Also, all these years of committees and studies and F1 still has not figured out how to minimize the wake effect to the point that cars need to be 2 seconds clear? Seriously?
5. The importance of being Hammy
Hamilton's race had tinges of early Grosjean with a touch of Maldonado. His move on Bottas after his first pit stop was at the limit of nasty. Not a fan of driving your opponent off the track like that, I'm sure that move compounded the lated hip check of Ricciardo which resulted in the penalty.
Since the race, I've read a number articles excusing Hamilton as having had a bad day. Yes it was a bad day and to his credit he did admit so (partly anyway).
In the last couple of weeks Lewis said how he does not need to test, how he only likes showing up for the race, how he was not worried about the start yada yada. Every driver has got to psych himself up their own way: Hamilton likes to go to fashion shows and concerts on his time off, fine.

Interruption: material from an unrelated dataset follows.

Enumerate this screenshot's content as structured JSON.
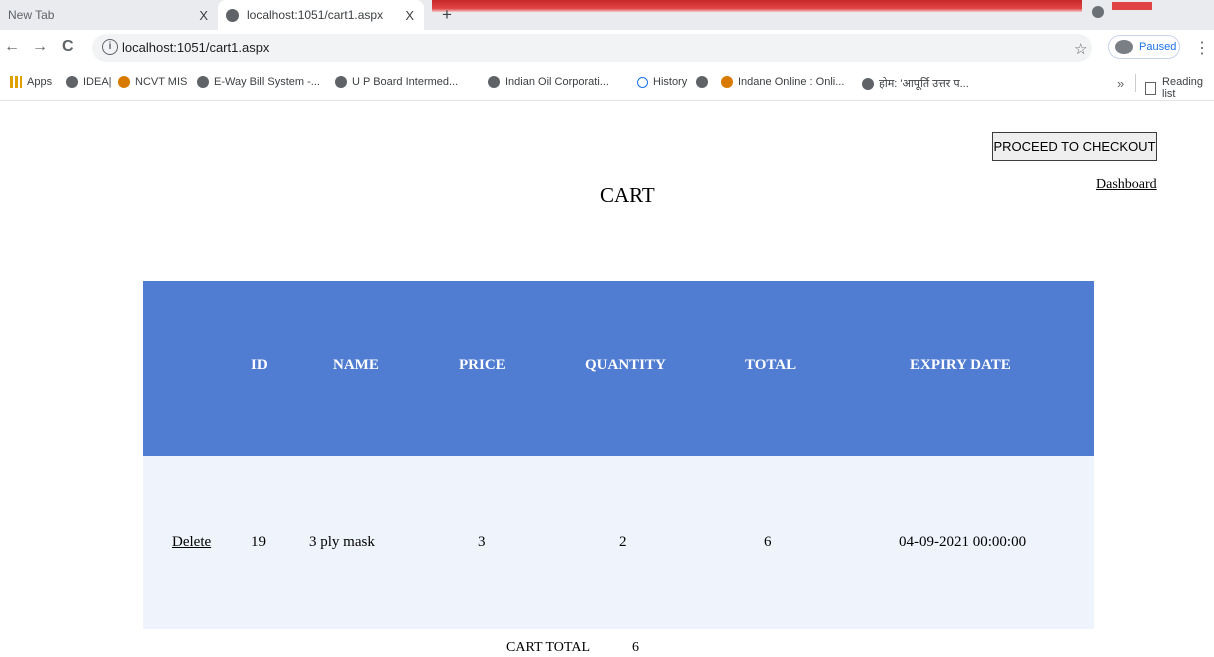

Vettel is different, he is not often photographed in his underwear but on the same afternoon he carried Jules Bianchi's casket into the church, Sebastian flew to Maranello to test new procedures and solutions on the simulator. In Hungary, he stayed late into the evening with his mechanics working on his car.
Different strokes for different folks.
6. For a track everyone has shit on for years, the Hungaroring rocks.
Two years in a row, a track with a reputation for epic snoozers has produced classics. Perhaps it's the relentlessness of the layout, perhaps it's the because it's a track where you can really see the drivers work and understand what they are doing.
A good example is watching how drivers attack turn 2, you can really see how a modern F1 driver brakes right into the apex. The first lap is a good example, look at where Rosberg locks up and think about how you brake.